More than 200 cancer patients, supporters, and physicians/researchers gathered at Mayo Clinic Scottsdale this morning at 8 am to begin a lively conference about the state of knowledge and treatment of the Myeloproliferative Neoplasms — Essential Thrombocythemia, Polycythemia Vera, and Myelo Fibrosis.
Dr. Ruben Mesa opened the session and welcomed everyone and reminds us that this conference is because of Joyce Niblack. Her husband Bob carries on her work through the CMPD Education Foundation with this Biennial Conference.
It will take some time to prepare proper notes from the conference, as the presenters had visual presentations and talked quickly. When I get all the information together, I will post a complete written report.
Here are a few nuggets from today:
The hematocrit that feels best for you is where you should be. While some people feel good at 42 or 45, others may need it lower to feel good, like 38 – 40. Don’t let your doctor get stuck on a prescribed number if it doesn’t feel good for you.
Don’t worry about tracking your JAK2 allele burden over time; we don’t know that it has any clinical relevance. All the drugs today inhibit the JAK2.
JAK2 inhibitors are unlikely to eliminate the disease.
Whole exome sequencing to identifyMPN alleles and gene sequencing is becoming more affordable.
Soon there will be a lot of data; they will be able to learn to identify what genes cause the transformation to leukemia.
In your genes:
2 copies of JAK2 => PV
1 copy of JAK2 => ET
Future in drug therapies: combine drugs in rational combinations to facilitate next level of clinical trials
Prolonged use of interferon can reverse fibrosis in the bone marrow (does not cure the disease).
Help for Pruritis (itchy skin):
- JAK2 inhibitors are good.
- Interferon is better than HU.
- UV narrow band B works 70% of time (see dermatologist)
- Weight wraps (prednisone in a wrap) (see dermatologist)
- Aprepitant, an anti-emetic, works on the Substance P
Formication: the sensation of ants crawling on your body.
Hematopoietic Cell Transplantation (HCT):
The only treatment that has potential for a cure for MPNs is the stem cell transplant.
Pegasys (Pegylated Interferon) is more potent than regular Interferon-a. The dose is not so important as the duration. The effect is probably due to your own biologic abilities.
Standard practice regarding Phlebotomies: no more than 4 per year.
If you are going to get a splenectomy, go to one of the half dozen surgeons who have done the procedure on MPN patients.
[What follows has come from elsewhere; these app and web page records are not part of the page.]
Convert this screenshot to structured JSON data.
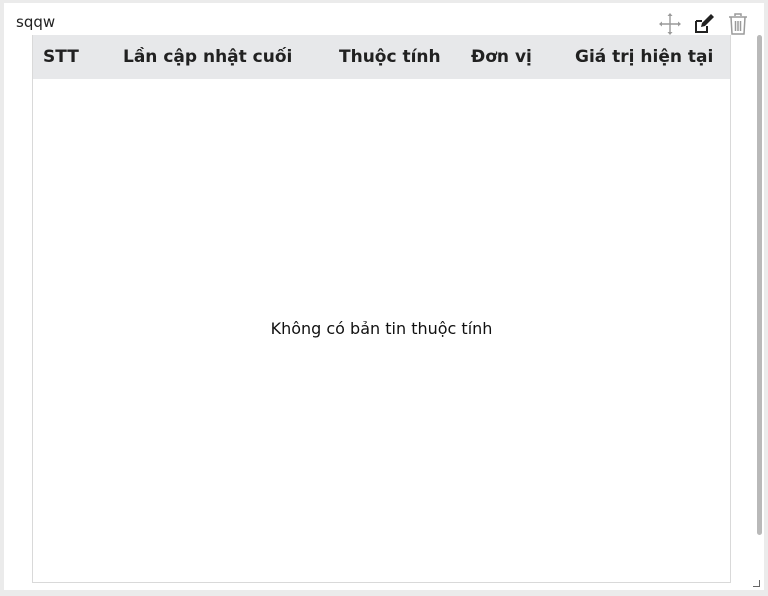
{
  "widget": {
    "title": "sqqw",
    "icons": [
      "move-icon",
      "edit-icon",
      "trash-icon"
    ]
  },
  "table": {
    "columns": [
      "STT",
      "Lần cập nhật cuối",
      "Thuộc tính",
      "Đơn vị",
      "Giá trị hiện tại"
    ],
    "rows": [],
    "empty_message": "Không có bản tin thuộc tính"
  },
  "colors": {
    "header_bg": "#e7e8ea",
    "page_bg": "#ebebeb",
    "icon_gray": "#9a9a9a",
    "icon_dark": "#222222"
  }
}
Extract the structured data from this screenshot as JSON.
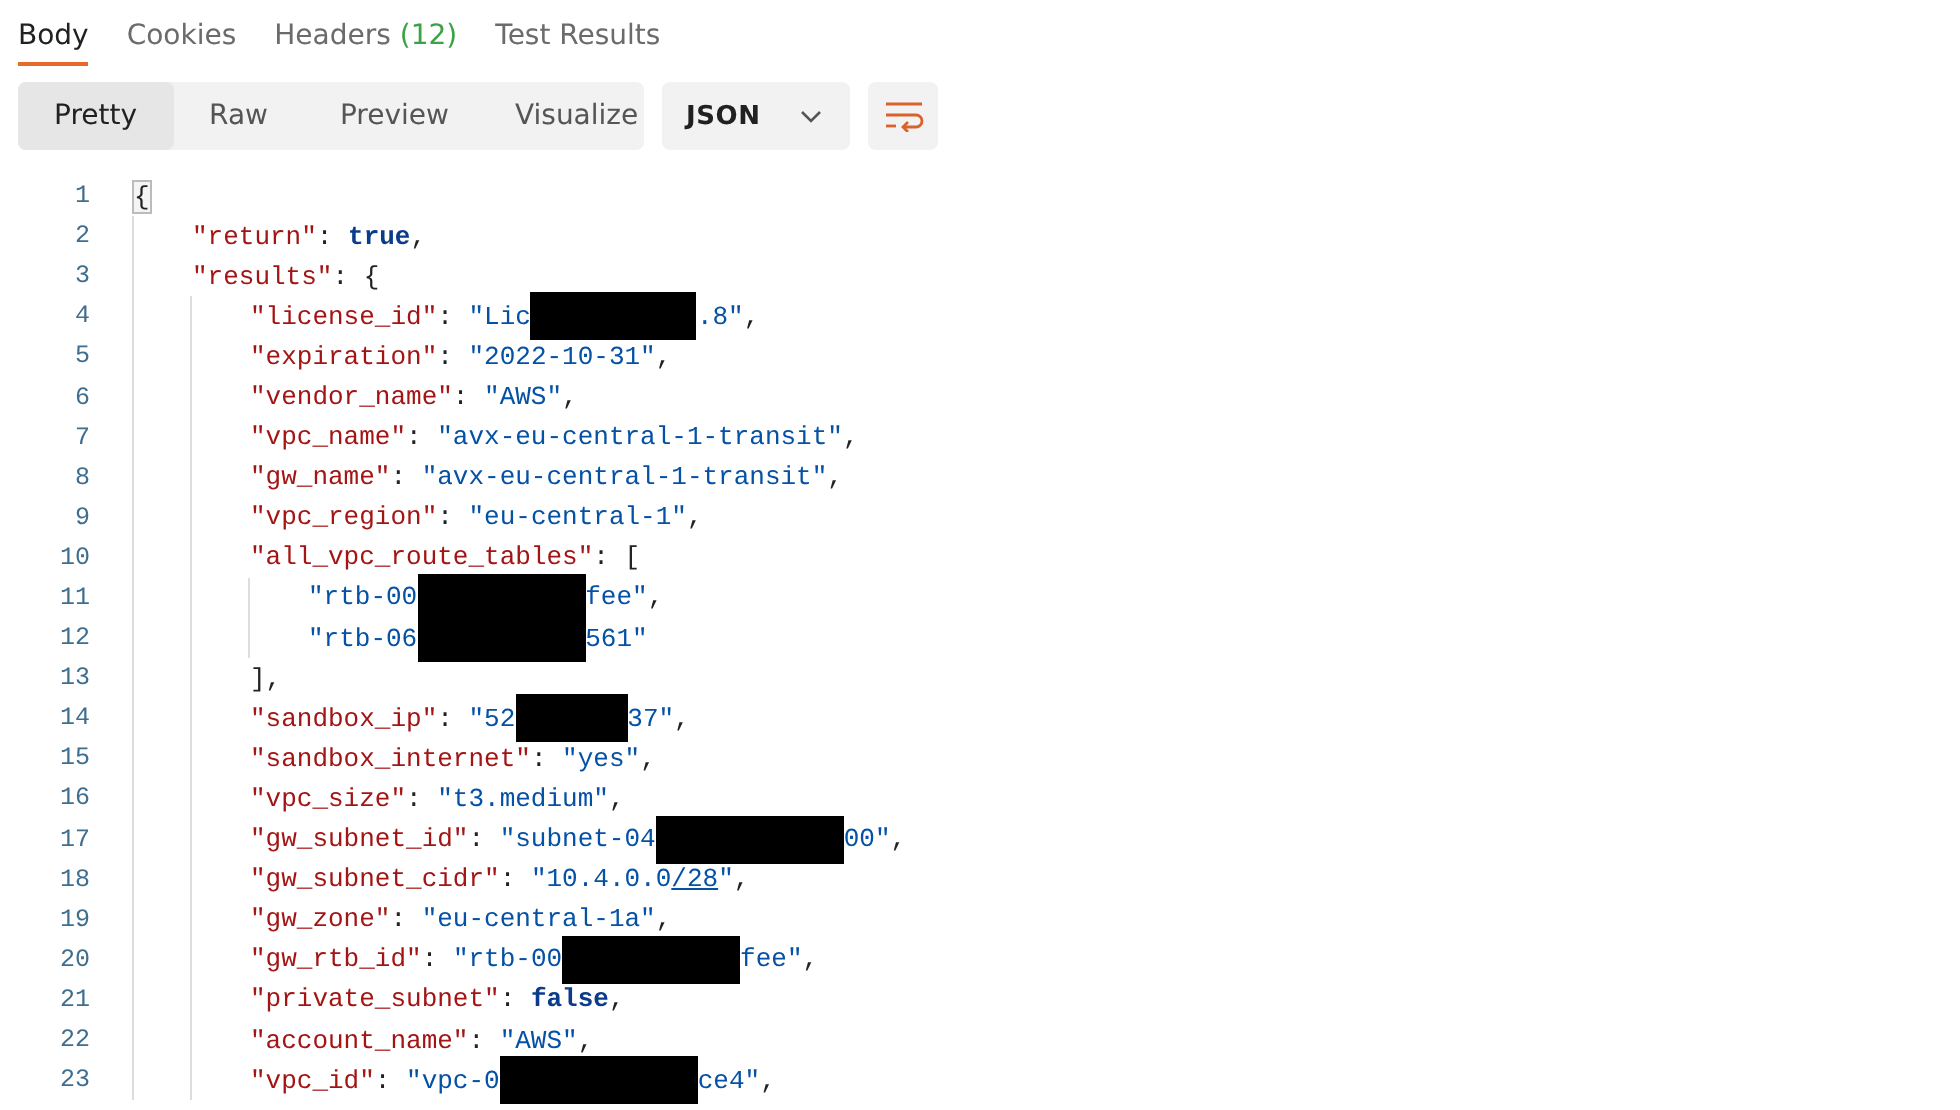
{
  "tabs": [
    {
      "label": "Body",
      "selected": true
    },
    {
      "label": "Cookies",
      "selected": false
    },
    {
      "label": "Headers",
      "count": "(12)",
      "selected": false
    },
    {
      "label": "Test Results",
      "selected": false
    }
  ],
  "view_modes": [
    {
      "label": "Pretty",
      "selected": true
    },
    {
      "label": "Raw",
      "selected": false
    },
    {
      "label": "Preview",
      "selected": false
    },
    {
      "label": "Visualize",
      "selected": false
    }
  ],
  "format_dropdown": {
    "value": "JSON"
  },
  "code": [
    {
      "number": "1",
      "segments": [
        {
          "kind": "bracket",
          "text": "{"
        }
      ],
      "children": [
        {
          "number": "2",
          "segments": [
            {
              "kind": "key",
              "text": "\"return\""
            },
            {
              "kind": "punct",
              "text": ": "
            },
            {
              "kind": "literal",
              "text": "true"
            },
            {
              "kind": "punct",
              "text": ","
            }
          ]
        },
        {
          "number": "3",
          "segments": [
            {
              "kind": "key",
              "text": "\"results\""
            },
            {
              "kind": "punct",
              "text": ": {"
            }
          ],
          "children": [
            {
              "number": "4",
              "segments": [
                {
                  "kind": "key",
                  "text": "\"license_id\""
                },
                {
                  "kind": "punct",
                  "text": ": "
                },
                {
                  "kind": "string",
                  "text": "\"Lic"
                },
                {
                  "kind": "redacted"
                },
                {
                  "kind": "string",
                  "text": ".8\""
                },
                {
                  "kind": "punct",
                  "text": ","
                }
              ]
            },
            {
              "number": "5",
              "segments": [
                {
                  "kind": "key",
                  "text": "\"expiration\""
                },
                {
                  "kind": "punct",
                  "text": ": "
                },
                {
                  "kind": "string",
                  "text": "\"2022-10-31\""
                },
                {
                  "kind": "punct",
                  "text": ","
                }
              ]
            },
            {
              "number": "6",
              "segments": [
                {
                  "kind": "key",
                  "text": "\"vendor_name\""
                },
                {
                  "kind": "punct",
                  "text": ": "
                },
                {
                  "kind": "string",
                  "text": "\"AWS\""
                },
                {
                  "kind": "punct",
                  "text": ","
                }
              ]
            },
            {
              "number": "7",
              "segments": [
                {
                  "kind": "key",
                  "text": "\"vpc_name\""
                },
                {
                  "kind": "punct",
                  "text": ": "
                },
                {
                  "kind": "string",
                  "text": "\"avx-eu-central-1-transit\""
                },
                {
                  "kind": "punct",
                  "text": ","
                }
              ]
            },
            {
              "number": "8",
              "segments": [
                {
                  "kind": "key",
                  "text": "\"gw_name\""
                },
                {
                  "kind": "punct",
                  "text": ": "
                },
                {
                  "kind": "string",
                  "text": "\"avx-eu-central-1-transit\""
                },
                {
                  "kind": "punct",
                  "text": ","
                }
              ]
            },
            {
              "number": "9",
              "segments": [
                {
                  "kind": "key",
                  "text": "\"vpc_region\""
                },
                {
                  "kind": "punct",
                  "text": ": "
                },
                {
                  "kind": "string",
                  "text": "\"eu-central-1\""
                },
                {
                  "kind": "punct",
                  "text": ","
                }
              ]
            },
            {
              "number": "10",
              "segments": [
                {
                  "kind": "key",
                  "text": "\"all_vpc_route_tables\""
                },
                {
                  "kind": "punct",
                  "text": ": ["
                }
              ],
              "children": [
                {
                  "number": "11",
                  "segments": [
                    {
                      "kind": "string",
                      "text": "\"rtb-00"
                    },
                    {
                      "kind": "redacted"
                    },
                    {
                      "kind": "string",
                      "text": "fee\""
                    },
                    {
                      "kind": "punct",
                      "text": ","
                    }
                  ]
                },
                {
                  "number": "12",
                  "segments": [
                    {
                      "kind": "string",
                      "text": "\"rtb-06"
                    },
                    {
                      "kind": "redacted"
                    },
                    {
                      "kind": "string",
                      "text": "561\""
                    }
                  ]
                }
              ]
            },
            {
              "number": "13",
              "segments": [
                {
                  "kind": "punct",
                  "text": "],"
                }
              ]
            },
            {
              "number": "14",
              "segments": [
                {
                  "kind": "key",
                  "text": "\"sandbox_ip\""
                },
                {
                  "kind": "punct",
                  "text": ": "
                },
                {
                  "kind": "string",
                  "text": "\"52"
                },
                {
                  "kind": "redacted"
                },
                {
                  "kind": "string",
                  "text": "37\""
                },
                {
                  "kind": "punct",
                  "text": ","
                }
              ]
            },
            {
              "number": "15",
              "segments": [
                {
                  "kind": "key",
                  "text": "\"sandbox_internet\""
                },
                {
                  "kind": "punct",
                  "text": ": "
                },
                {
                  "kind": "string",
                  "text": "\"yes\""
                },
                {
                  "kind": "punct",
                  "text": ","
                }
              ]
            },
            {
              "number": "16",
              "segments": [
                {
                  "kind": "key",
                  "text": "\"vpc_size\""
                },
                {
                  "kind": "punct",
                  "text": ": "
                },
                {
                  "kind": "string",
                  "text": "\"t3.medium\""
                },
                {
                  "kind": "punct",
                  "text": ","
                }
              ]
            },
            {
              "number": "17",
              "segments": [
                {
                  "kind": "key",
                  "text": "\"gw_subnet_id\""
                },
                {
                  "kind": "punct",
                  "text": ": "
                },
                {
                  "kind": "string",
                  "text": "\"subnet-04"
                },
                {
                  "kind": "redacted"
                },
                {
                  "kind": "string",
                  "text": "00\""
                },
                {
                  "kind": "punct",
                  "text": ","
                }
              ]
            },
            {
              "number": "18",
              "segments": [
                {
                  "kind": "key",
                  "text": "\"gw_subnet_cidr\""
                },
                {
                  "kind": "punct",
                  "text": ": "
                },
                {
                  "kind": "string",
                  "text": "\"10.4.0.0"
                },
                {
                  "kind": "link",
                  "text": "/28"
                },
                {
                  "kind": "string",
                  "text": "\""
                },
                {
                  "kind": "punct",
                  "text": ","
                }
              ]
            },
            {
              "number": "19",
              "segments": [
                {
                  "kind": "key",
                  "text": "\"gw_zone\""
                },
                {
                  "kind": "punct",
                  "text": ": "
                },
                {
                  "kind": "string",
                  "text": "\"eu-central-1a\""
                },
                {
                  "kind": "punct",
                  "text": ","
                }
              ]
            },
            {
              "number": "20",
              "segments": [
                {
                  "kind": "key",
                  "text": "\"gw_rtb_id\""
                },
                {
                  "kind": "punct",
                  "text": ": "
                },
                {
                  "kind": "string",
                  "text": "\"rtb-00"
                },
                {
                  "kind": "redacted"
                },
                {
                  "kind": "string",
                  "text": "fee\""
                },
                {
                  "kind": "punct",
                  "text": ","
                }
              ]
            },
            {
              "number": "21",
              "segments": [
                {
                  "kind": "key",
                  "text": "\"private_subnet\""
                },
                {
                  "kind": "punct",
                  "text": ": "
                },
                {
                  "kind": "literal",
                  "text": "false"
                },
                {
                  "kind": "punct",
                  "text": ","
                }
              ]
            },
            {
              "number": "22",
              "segments": [
                {
                  "kind": "key",
                  "text": "\"account_name\""
                },
                {
                  "kind": "punct",
                  "text": ": "
                },
                {
                  "kind": "string",
                  "text": "\"AWS\""
                },
                {
                  "kind": "punct",
                  "text": ","
                }
              ]
            },
            {
              "number": "23",
              "segments": [
                {
                  "kind": "key",
                  "text": "\"vpc_id\""
                },
                {
                  "kind": "punct",
                  "text": ": "
                },
                {
                  "kind": "string",
                  "text": "\"vpc-0"
                },
                {
                  "kind": "redacted"
                },
                {
                  "kind": "string",
                  "text": "ce4\""
                },
                {
                  "kind": "punct",
                  "text": ","
                }
              ]
            }
          ]
        }
      ]
    }
  ]
}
Removing the spleen has real risks: clots in the area; 5-6% mortality (similar to open heart surgery).
When to have another Bone Marrow Biopsy (BMB)? only if concerned the diseased has progressed to Myelofibrosis.
That’s all for now!